The records are to be repeated exactly, and any images in them are to be dropped.

Data extracted from a collection
----------

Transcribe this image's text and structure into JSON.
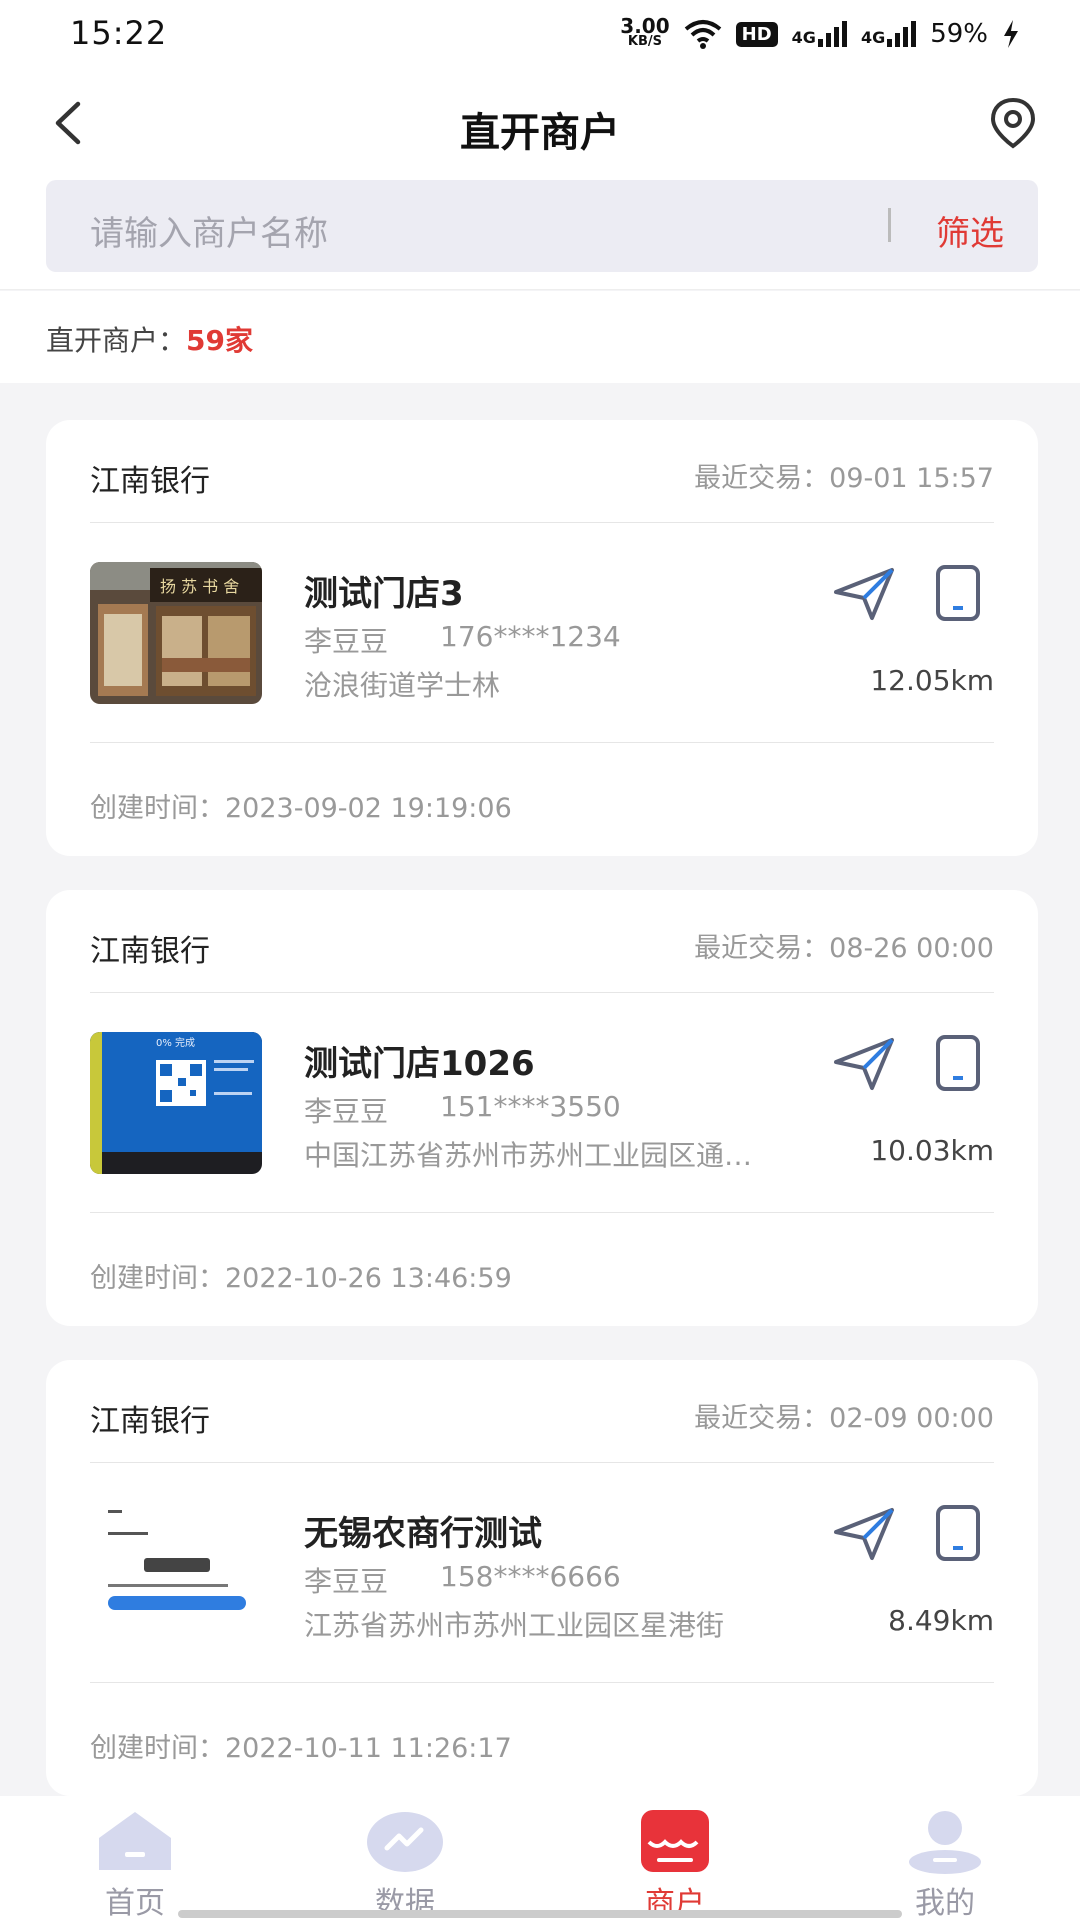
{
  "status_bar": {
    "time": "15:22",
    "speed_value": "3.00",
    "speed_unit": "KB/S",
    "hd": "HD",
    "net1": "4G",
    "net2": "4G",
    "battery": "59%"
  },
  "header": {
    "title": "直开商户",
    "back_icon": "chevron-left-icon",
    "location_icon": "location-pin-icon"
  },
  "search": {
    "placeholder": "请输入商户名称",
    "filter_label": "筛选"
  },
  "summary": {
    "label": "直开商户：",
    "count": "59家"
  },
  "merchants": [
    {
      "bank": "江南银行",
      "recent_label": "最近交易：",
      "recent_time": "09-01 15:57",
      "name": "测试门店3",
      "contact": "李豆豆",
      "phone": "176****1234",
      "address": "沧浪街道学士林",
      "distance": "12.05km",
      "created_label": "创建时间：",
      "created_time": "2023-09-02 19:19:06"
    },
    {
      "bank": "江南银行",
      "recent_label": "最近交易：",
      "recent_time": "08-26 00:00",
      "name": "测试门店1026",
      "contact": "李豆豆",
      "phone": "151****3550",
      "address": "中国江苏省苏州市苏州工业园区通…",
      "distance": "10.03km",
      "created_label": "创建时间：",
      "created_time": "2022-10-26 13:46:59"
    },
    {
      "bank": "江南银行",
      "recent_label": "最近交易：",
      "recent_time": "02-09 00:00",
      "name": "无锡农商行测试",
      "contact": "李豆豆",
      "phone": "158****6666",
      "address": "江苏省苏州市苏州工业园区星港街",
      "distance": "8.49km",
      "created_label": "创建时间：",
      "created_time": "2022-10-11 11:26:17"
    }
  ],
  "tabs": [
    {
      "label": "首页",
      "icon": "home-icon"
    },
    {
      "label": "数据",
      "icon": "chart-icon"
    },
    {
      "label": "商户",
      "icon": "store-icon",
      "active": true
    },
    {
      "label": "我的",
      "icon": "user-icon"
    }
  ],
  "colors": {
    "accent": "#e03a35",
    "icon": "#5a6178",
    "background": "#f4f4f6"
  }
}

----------

ANSWER AREA:
Transcribe this image's text and structure into JSON.
{
  "status_bar": {
    "time": "15:22",
    "speed_value": "3.00",
    "speed_unit": "KB/S",
    "hd": "HD",
    "net1": "4G",
    "net2": "4G",
    "battery": "59%"
  },
  "header": {
    "title": "直开商户",
    "back_icon": "chevron-left-icon",
    "location_icon": "location-pin-icon"
  },
  "search": {
    "placeholder": "请输入商户名称",
    "filter_label": "筛选"
  },
  "summary": {
    "label": "直开商户：",
    "count": "59家"
  },
  "merchants": [
    {
      "bank": "江南银行",
      "recent_label": "最近交易：",
      "recent_time": "09-01 15:57",
      "name": "测试门店3",
      "contact": "李豆豆",
      "phone": "176****1234",
      "address": "沧浪街道学士林",
      "distance": "12.05km",
      "created_label": "创建时间：",
      "created_time": "2023-09-02 19:19:06"
    },
    {
      "bank": "江南银行",
      "recent_label": "最近交易：",
      "recent_time": "08-26 00:00",
      "name": "测试门店1026",
      "contact": "李豆豆",
      "phone": "151****3550",
      "address": "中国江苏省苏州市苏州工业园区通…",
      "distance": "10.03km",
      "created_label": "创建时间：",
      "created_time": "2022-10-26 13:46:59"
    },
    {
      "bank": "江南银行",
      "recent_label": "最近交易：",
      "recent_time": "02-09 00:00",
      "name": "无锡农商行测试",
      "contact": "李豆豆",
      "phone": "158****6666",
      "address": "江苏省苏州市苏州工业园区星港街",
      "distance": "8.49km",
      "created_label": "创建时间：",
      "created_time": "2022-10-11 11:26:17"
    }
  ],
  "tabs": [
    {
      "label": "首页",
      "icon": "home-icon"
    },
    {
      "label": "数据",
      "icon": "chart-icon"
    },
    {
      "label": "商户",
      "icon": "store-icon",
      "active": true
    },
    {
      "label": "我的",
      "icon": "user-icon"
    }
  ],
  "colors": {
    "accent": "#e03a35",
    "icon": "#5a6178",
    "background": "#f4f4f6"
  }
}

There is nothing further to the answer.